According to the official Facebook page, Dave Landis, graphic designer for local music staple Didjits circa 1991, was responsible for the creation of the Great Cover Up. Landis came up with the idea as a benefit for the Muscular Dystrophy Association, and when he pitched the idea of a cover band benefit to several of the most popular bands during that time, all of the bands asked to participate agreed. The first two years consisted of one night and six bands, and “the line to get in the bar was out the door and down the block.”

When the first year took off, local staples Poster Children covered Didjits, Sixteen Tons covered Creedence Clearwater Revival, Ward All-Stars played Blondie, Hot Glue Gun covered DEVO, Honcho Overload played The Doors and the Didjits covered Ted Nugent.
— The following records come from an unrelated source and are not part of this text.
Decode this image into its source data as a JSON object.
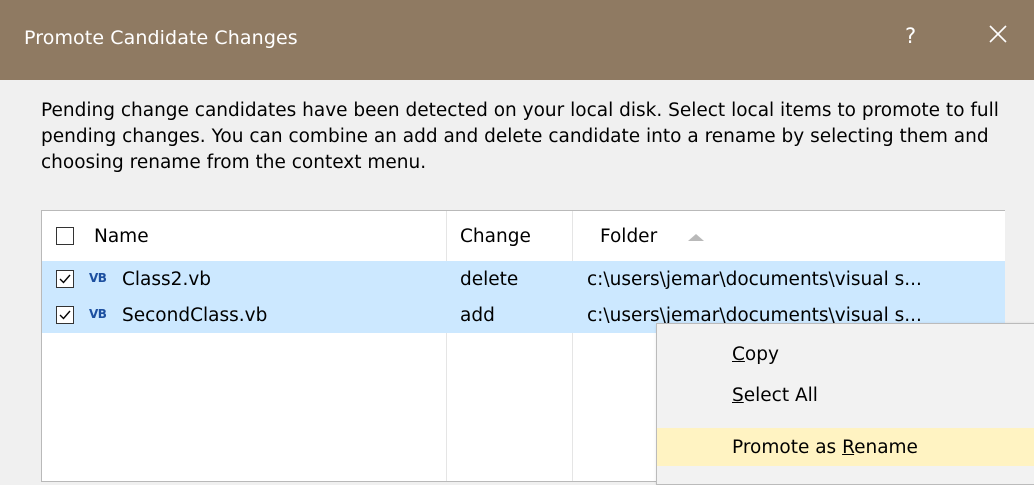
{
  "dialog": {
    "title": "Promote Candidate Changes",
    "help_label": "?",
    "description": "Pending change candidates have been detected on your local disk. Select local items to promote to full pending changes. You can combine an add and delete candidate into a rename by selecting them and choosing rename from the context menu.",
    "titlebar_color": "#8f7a62"
  },
  "list": {
    "columns": {
      "name": "Name",
      "change": "Change",
      "folder": "Folder"
    },
    "sort": {
      "column": "Folder",
      "direction": "ascending"
    },
    "select_all_checked": false,
    "rows": [
      {
        "checked": true,
        "icon": "VB",
        "name": "Class2.vb",
        "change": "delete",
        "folder": "c:\\users\\jemar\\documents\\visual s..."
      },
      {
        "checked": true,
        "icon": "VB",
        "name": "SecondClass.vb",
        "change": "add",
        "folder": "c:\\users\\jemar\\documents\\visual s..."
      }
    ],
    "selection_color": "#cce8ff"
  },
  "context_menu": {
    "items": [
      {
        "label_pre": "",
        "mnemonic": "C",
        "label_post": "opy"
      },
      {
        "label_pre": "",
        "mnemonic": "S",
        "label_post": "elect All"
      },
      {
        "label_pre": "Promote as ",
        "mnemonic": "R",
        "label_post": "ename",
        "highlighted": true
      }
    ],
    "highlight_color": "#fff3c2"
  }
}
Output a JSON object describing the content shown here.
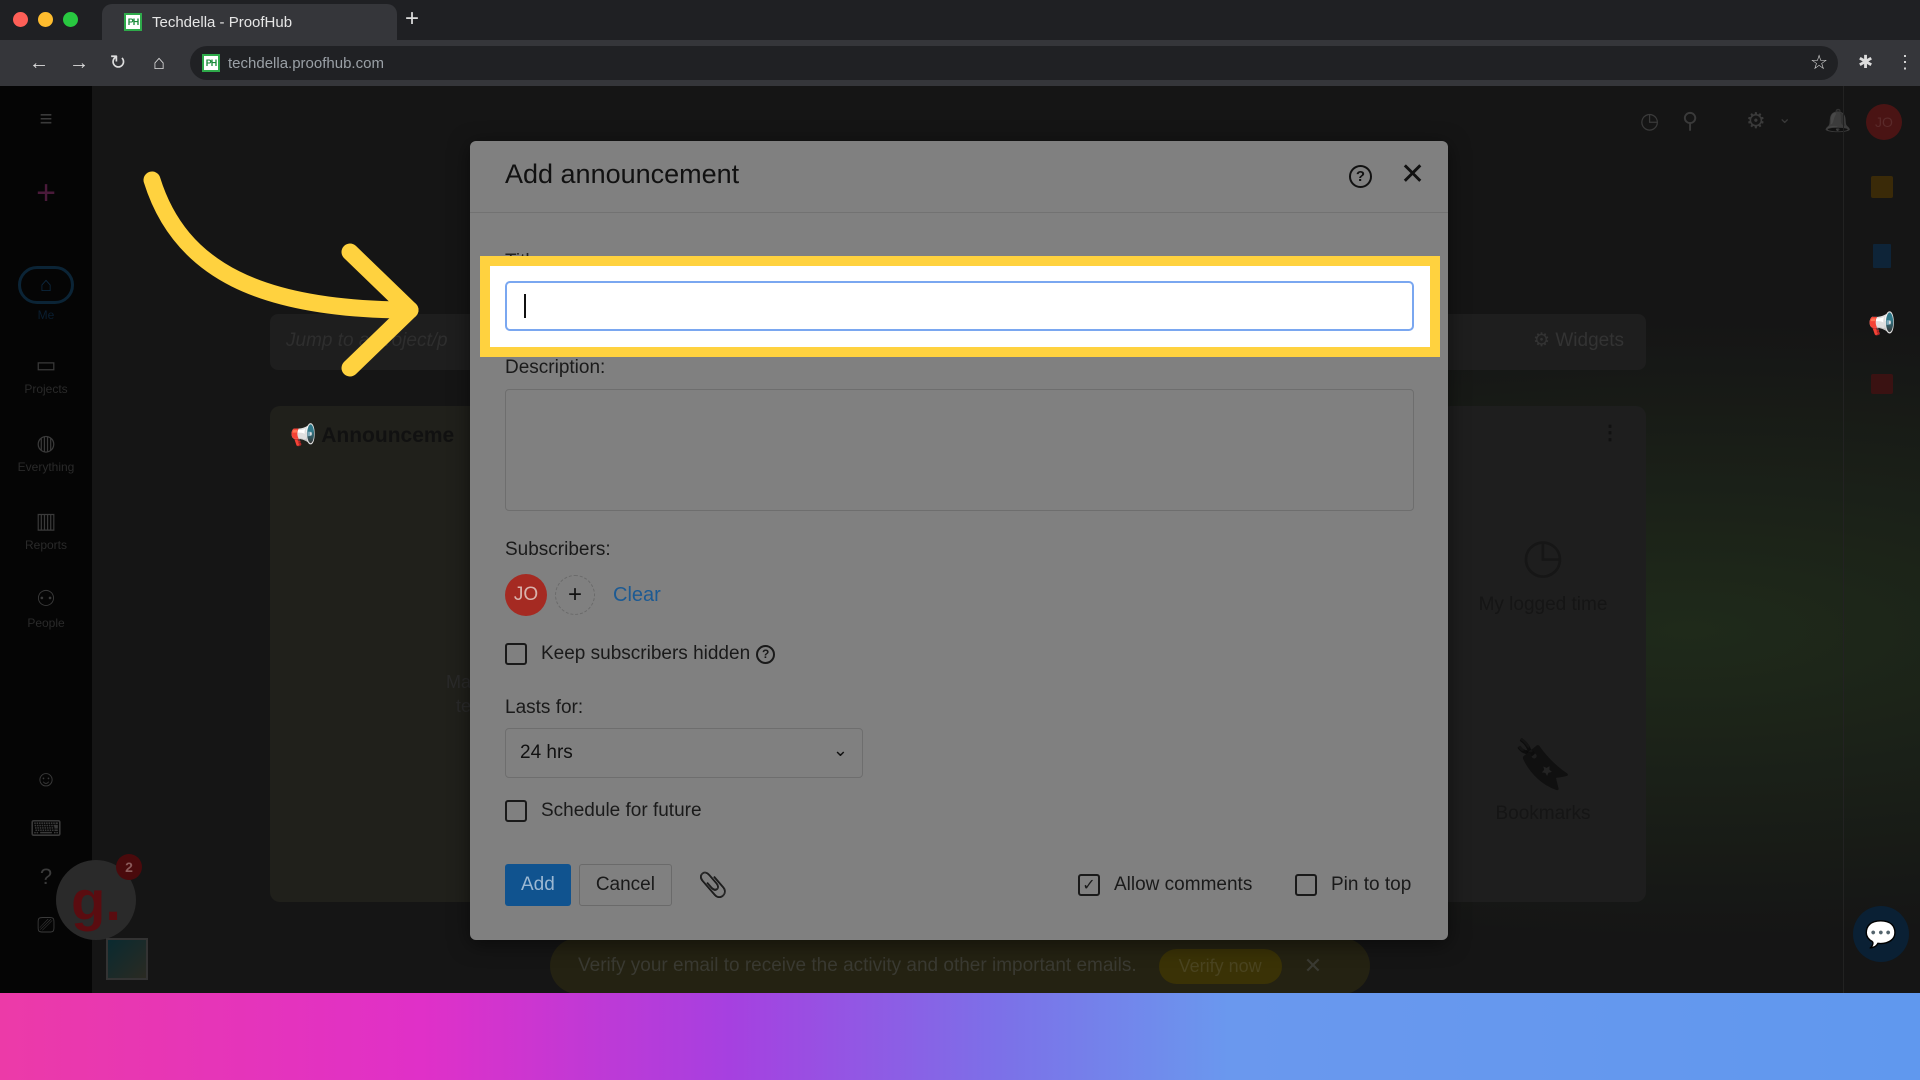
{
  "browser": {
    "tab_title": "Techdella - ProofHub",
    "favicon_text": "PH",
    "new_tab_symbol": "+",
    "url": "techdella.proofhub.com",
    "nav": {
      "back": "←",
      "forward": "→",
      "reload": "↻",
      "home": "⌂",
      "bookmark_star": "☆",
      "extensions": "✱",
      "menu": "⋮"
    }
  },
  "sidebar": {
    "menu_icon": "≡",
    "add_icon": "+",
    "items": [
      {
        "label": "Me",
        "icon": "⌂"
      },
      {
        "label": "Projects",
        "icon": "▭"
      },
      {
        "label": "Everything",
        "icon": "◍"
      },
      {
        "label": "Reports",
        "icon": "▥"
      },
      {
        "label": "People",
        "icon": "⚇"
      }
    ],
    "bottom_icons": [
      "☺",
      "⌨",
      "?",
      "⎚"
    ]
  },
  "topbar": {
    "timer_icon": "◷",
    "search_icon": "⚲",
    "settings_icon": "⚙",
    "chevron": "⌄",
    "bell_icon": "🔔",
    "user_initials": "JO"
  },
  "dashboard": {
    "jump_placeholder": "Jump to a project/p",
    "widgets_label": "Widgets",
    "widgets_icon": "⚙",
    "announcements_title": "Announceme",
    "announcements_faint_text": [
      "Ma",
      "te"
    ],
    "widgets": [
      {
        "label": "My logged time",
        "icon": "◷"
      },
      {
        "label": "Bookmarks",
        "icon": "🔖"
      }
    ],
    "kebab": "⋮"
  },
  "right_rail": {
    "icons": [
      "notes",
      "bookmark",
      "announcement",
      "calendar"
    ]
  },
  "verify_banner": {
    "text": "Verify your email to receive the activity and other important emails.",
    "button": "Verify now",
    "close": "✕"
  },
  "g2_widget": {
    "letter": "g.",
    "badge": "2"
  },
  "modal": {
    "title": "Add announcement",
    "help_symbol": "?",
    "close_symbol": "✕",
    "title_label": "Title:",
    "title_value": "",
    "description_label": "Description:",
    "description_value": "",
    "subscribers_label": "Subscribers:",
    "subscribers": [
      {
        "initials": "JO",
        "color": "#a52a22"
      }
    ],
    "add_subscriber_symbol": "+",
    "clear_label": "Clear",
    "keep_hidden_label": "Keep subscribers hidden",
    "keep_hidden_checked": false,
    "lasts_for_label": "Lasts for:",
    "lasts_for_value": "24 hrs",
    "schedule_label": "Schedule for future",
    "schedule_checked": false,
    "add_button": "Add",
    "cancel_button": "Cancel",
    "attach_symbol": "📎",
    "allow_comments_label": "Allow comments",
    "allow_comments_checked": true,
    "pin_to_top_label": "Pin to top",
    "pin_to_top_checked": false
  },
  "annotation": {
    "highlight_color": "#ffd23f",
    "target": "title-input"
  },
  "colors": {
    "accent_blue": "#10538f",
    "link_blue": "#1c5a93",
    "avatar_red": "#a52a22",
    "highlight_yellow": "#ffd23f"
  }
}
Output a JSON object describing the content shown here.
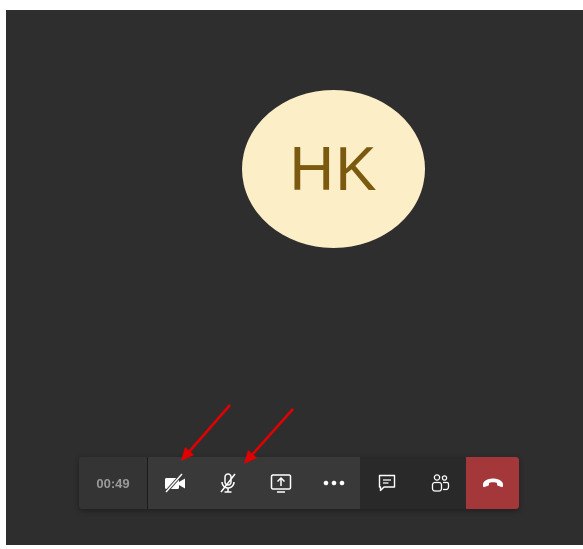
{
  "participant": {
    "initials": "HK"
  },
  "toolbar": {
    "timer": "00:49",
    "buttons": [
      {
        "name": "camera-off-button",
        "icon": "video-off-icon"
      },
      {
        "name": "mic-off-button",
        "icon": "mic-off-icon"
      },
      {
        "name": "share-screen-button",
        "icon": "share-screen-icon"
      },
      {
        "name": "more-actions-button",
        "icon": "more-icon"
      },
      {
        "name": "chat-button",
        "icon": "chat-icon"
      },
      {
        "name": "participants-button",
        "icon": "people-icon"
      },
      {
        "name": "hang-up-button",
        "icon": "phone-hangup-icon"
      }
    ]
  },
  "colors": {
    "stage_background": "#2f2e2e",
    "avatar_background": "#fcefc8",
    "avatar_text": "#7b5a0f",
    "hangup": "#a4373a",
    "annotation_arrow": "#e00000"
  }
}
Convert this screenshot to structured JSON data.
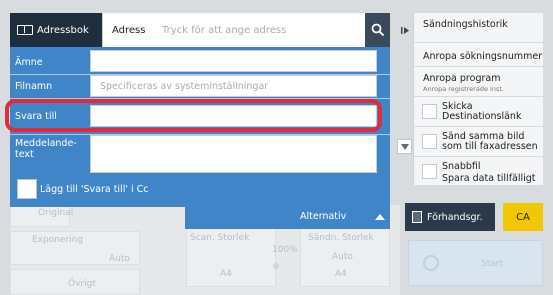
{
  "header": {
    "address_book_label": "Adressbok",
    "address_label": "Adress",
    "address_placeholder": "Tryck för att ange adress",
    "search_icon": "search-icon"
  },
  "form": {
    "subject_label": "Ämne",
    "filename_label": "Filnamn",
    "filename_placeholder": "Specificeras av systeminställningar",
    "reply_to_label": "Svara till",
    "message_label": "Meddelande-\ntext",
    "cc_label": "Lägg till 'Svara till' i Cc",
    "alternatives_label": "Alternativ"
  },
  "background": {
    "original_label": "Original",
    "exposure_label": "Exponering",
    "exposure_value": "Auto",
    "other_label": "Övrigt",
    "scan_size_label": "Scan. Storlek",
    "scan_size_value": "A4",
    "send_size_label": "Sändn. Storlek",
    "send_size_value_auto": "Auto",
    "send_size_value": "A4",
    "zoom_value": "100%",
    "start_label": "Start"
  },
  "sidebar": {
    "history_label": "Sändningshistorik",
    "recall_search_label": "Anropa sökningsnummer",
    "recall_program_label": "Anropa program",
    "recall_program_sub": "Anropa registrerade inst.",
    "send_link_label": "Skicka Destinationslänk",
    "same_image_fax_label": "Sänd samma bild som till faxadressen",
    "quick_file_label": "Snabbfil",
    "quick_file_sub": "Spara data tillfälligt"
  },
  "actions": {
    "preview_label": "Förhandsgr.",
    "ca_label": "CA"
  },
  "colors": {
    "form_blue": "#3f85c8",
    "topbar_dark": "#3a4a5b",
    "highlight_red": "#e12a3b",
    "ca_yellow": "#f1c700"
  }
}
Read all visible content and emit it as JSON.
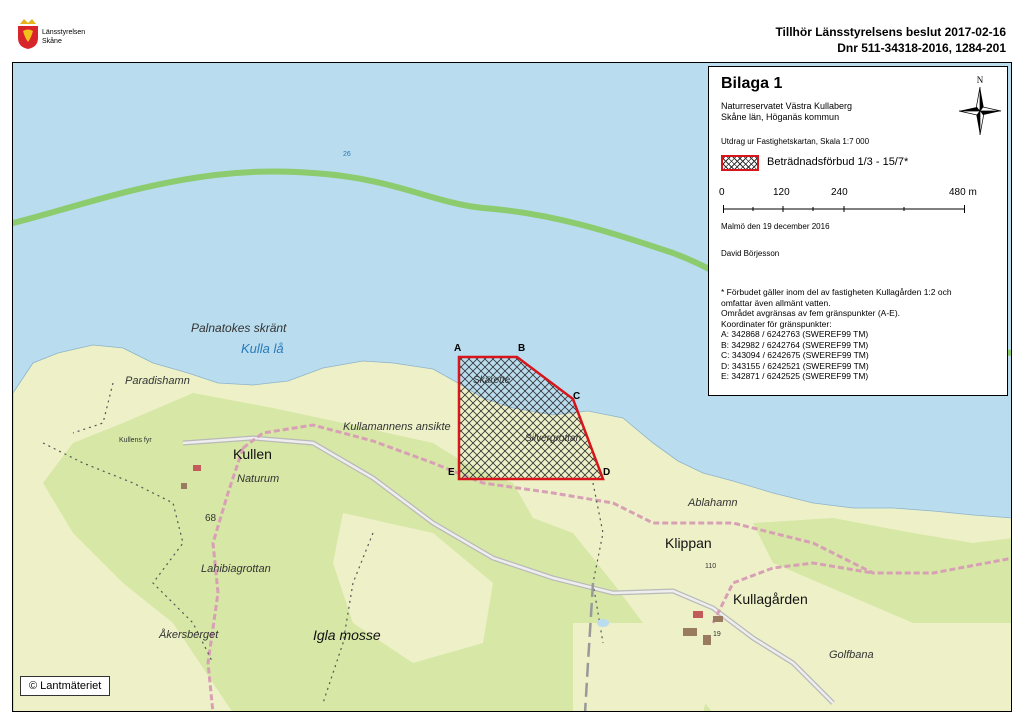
{
  "header": {
    "org_line1": "Länsstyrelsen",
    "org_line2": "Skåne",
    "decision": "Tillhör Länsstyrelsens beslut 2017-02-16",
    "dnr": "Dnr 511-34318-2016, 1284-201"
  },
  "legend": {
    "title": "Bilaga 1",
    "reserve": "Naturreservatet Västra Kullaberg",
    "county": "Skåne län, Höganäs kommun",
    "extract": "Utdrag ur Fastighetskartan, Skala 1:7 000",
    "swatch_label": "Beträdnadsförbud 1/3 - 15/7*",
    "scale": [
      "0",
      "120",
      "240",
      "480 m"
    ],
    "date": "Malmö den 19 december 2016",
    "author": "David Börjesson",
    "note": [
      "* Förbudet gäller inom del av fastigheten Kullagården 1:2 och",
      "omfattar även allmänt vatten.",
      "Området avgränsas av fem gränspunkter (A-E).",
      "Koordinater för gränspunkter:",
      "A: 342868 / 6242763 (SWEREF99 TM)",
      "B: 342982 / 6242764 (SWEREF99 TM)",
      "C: 343094 / 6242675 (SWEREF99 TM)",
      "D: 343155 / 6242521 (SWEREF99 TM)",
      "E: 342871 / 6242525 (SWEREF99 TM)"
    ],
    "north": "N"
  },
  "map": {
    "depth_label": "26",
    "labels": {
      "palnatokes": "Palnatokes skränt",
      "kulla_la": "Kulla lå",
      "paradishamn": "Paradishamn",
      "kullen": "Kullen",
      "naturum": "Naturum",
      "kullens_fyr": "Kullens fyr",
      "lahibiagrottan": "Lahibiagrottan",
      "akersberget": "Åkersberget",
      "igla_mosse": "Igla mosse",
      "kullamannens": "Kullamannens ansikte",
      "skarette": "Skärette",
      "silvergrottan": "Silvergrottan",
      "ablahamn": "Ablahamn",
      "klippan": "Klippan",
      "kullagarden": "Kullagården",
      "golfbana": "Golfbana",
      "h68": "68",
      "h110": "110",
      "h19": "19"
    },
    "points": [
      "A",
      "B",
      "C",
      "D",
      "E"
    ]
  },
  "copyright": "© Lantmäteriet",
  "colors": {
    "sea": "#b9dcef",
    "land": "#eef1c8",
    "forest": "#d6e7a6",
    "boundary": "#d7151b",
    "reserve_line": "#8ccb6e",
    "road": "#c7c7c7"
  }
}
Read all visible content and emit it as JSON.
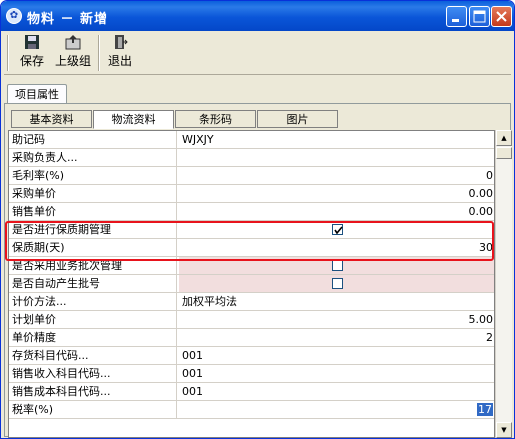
{
  "window": {
    "title": "物料 － 新增"
  },
  "toolbar": {
    "save": "保存",
    "parent_group": "上级组",
    "exit": "退出"
  },
  "tabs": {
    "main": "项目属性",
    "sub": [
      "基本资料",
      "物流资料",
      "条形码",
      "图片"
    ],
    "active_sub": 1
  },
  "rows": [
    {
      "label": "助记码",
      "value": "WJXJY",
      "align": "left",
      "type": "text"
    },
    {
      "label": "采购负责人...",
      "value": "",
      "align": "left",
      "type": "text"
    },
    {
      "label": "毛利率(%)",
      "value": "0",
      "align": "right",
      "type": "text"
    },
    {
      "label": "采购单价",
      "value": "0.00",
      "align": "right",
      "type": "text"
    },
    {
      "label": "销售单价",
      "value": "0.00",
      "align": "right",
      "type": "text"
    },
    {
      "label": "是否进行保质期管理",
      "value": "",
      "type": "checkbox",
      "checked": true
    },
    {
      "label": "保质期(天)",
      "value": "30",
      "align": "right",
      "type": "text"
    },
    {
      "label": "是否采用业务批次管理",
      "value": "",
      "type": "checkbox",
      "checked": false,
      "pink": true
    },
    {
      "label": "是否自动产生批号",
      "value": "",
      "type": "checkbox",
      "checked": false,
      "pink": true
    },
    {
      "label": "计价方法...",
      "value": "加权平均法",
      "align": "left",
      "type": "text"
    },
    {
      "label": "计划单价",
      "value": "5.00",
      "align": "right",
      "type": "text"
    },
    {
      "label": "单价精度",
      "value": "2",
      "align": "right",
      "type": "text"
    },
    {
      "label": "存货科目代码...",
      "value": "001",
      "align": "left",
      "type": "text"
    },
    {
      "label": "销售收入科目代码...",
      "value": "001",
      "align": "left",
      "type": "text"
    },
    {
      "label": "销售成本科目代码...",
      "value": "001",
      "align": "left",
      "type": "text"
    },
    {
      "label": "税率(%)",
      "value": "17",
      "align": "right",
      "type": "text",
      "selected": true
    }
  ],
  "colors": {
    "highlight_box": "#e8131c",
    "selection": "#316ac5",
    "titlebar": "#0a55d8"
  }
}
This six-band lineup started a 24-year spectacle.

After Dave Landis left, Gollings took over and has been running the Cover Up ever since, evolving the benefit from a six-band, two-night event to five nights and nearly 30 bands.

Although the benefit organizations have changed throughout the years, the 2015 event’s proceeds will go to Cunningham Children’s Home, Bart Tredway Trust Fund and the Greater Community AIDS Project.

Jim Kelly, label manager for Parasol Records and drummer for Sixteen Tons, was part of the first lineup that made the Cover Up what it is today.

“I played the first four Cover Ups with Sixteen Tons, and I remember them all as spectacular affairs. It was fun to rehearse and perform these great songs and even more awesome to see what our peers were pulling out of their hats as well,” Kelly said. “I’ve played seven Cover Ups, with this year being my eighth. 1994’s Big Black set sticks out to me for the story behind me getting to the show and the fact that it was Sixteen Tons last show prior to our reunion 20 years later.”

As a veteran who has seen the benefit evolve into what it is today, Kelly explained how the Cover Up hasn’t made extensive changes in his eyes.

“The key ingredient seems to be a really fun, appreciative atmosphere, some seriously powerful sisterhood/brotherhood in the local scene,” he said.

With the Cover Up only centering on bands performing covers, Ward Gollings feels that it gives peers of the scene a night to mix things up.

“It gives bands who play original music a chance to step outside their normal agenda and have some fun. Some play homage to an influence or hero, others pick something silly and tongue-in-cheek,” Gollings said.

In terms of being silly, Andrew Kling, front man of The Dirty Feathers, embraces the event’s performance freedom and creativity.

“This will be our fifth year doing this. Last year we did Iggy and The Stooges, and I was out of my mind and covered in oil and glitter,” Kling said. “We’ve done The Who, The Rolling Stones, and the first year we were the backup band for Kayla Brown as the Yeah Yeah Yeahs.”

The Dirty Feathers, who are putting out a new album later this year, are no strangers to going the distance for their performance, replicating their chosen band to be as eccentric and far-out as the original.

“I think The Who was the most fun. We set off some fireworks on stage, smashed a guitar and a bass drum,” Kling said. “Doing The Rolling Stones with the local celebrity Aaron ‘A-Rock’ Davidson as our own Mick Jagger was seriously fun. Our songs kind of revolved around him and following his cues, but you can’t put a leash on a tiger.”

The Great Cover Up is nothing shy of a great time, but for fans and musicians, it’s also a trip down musical memory lane, allowing old-school favorites come to life again.

“All the bands we’ve done have been some of my all-time favorite bands, so it’s pretty fun to learn and play these songs that I’ve listened to since I was a teen. Playing the chords to ‘Baba O’Riley’ or ‘Jumpin’ Jack Flash,’ and you get a sense of why these old timers are still out touring, cause it’s a fucking incredible feeling,” Kling said. “I also feel that as a band, we learn something each year and it makes us a better band.”

Fran can be reached at [email protected].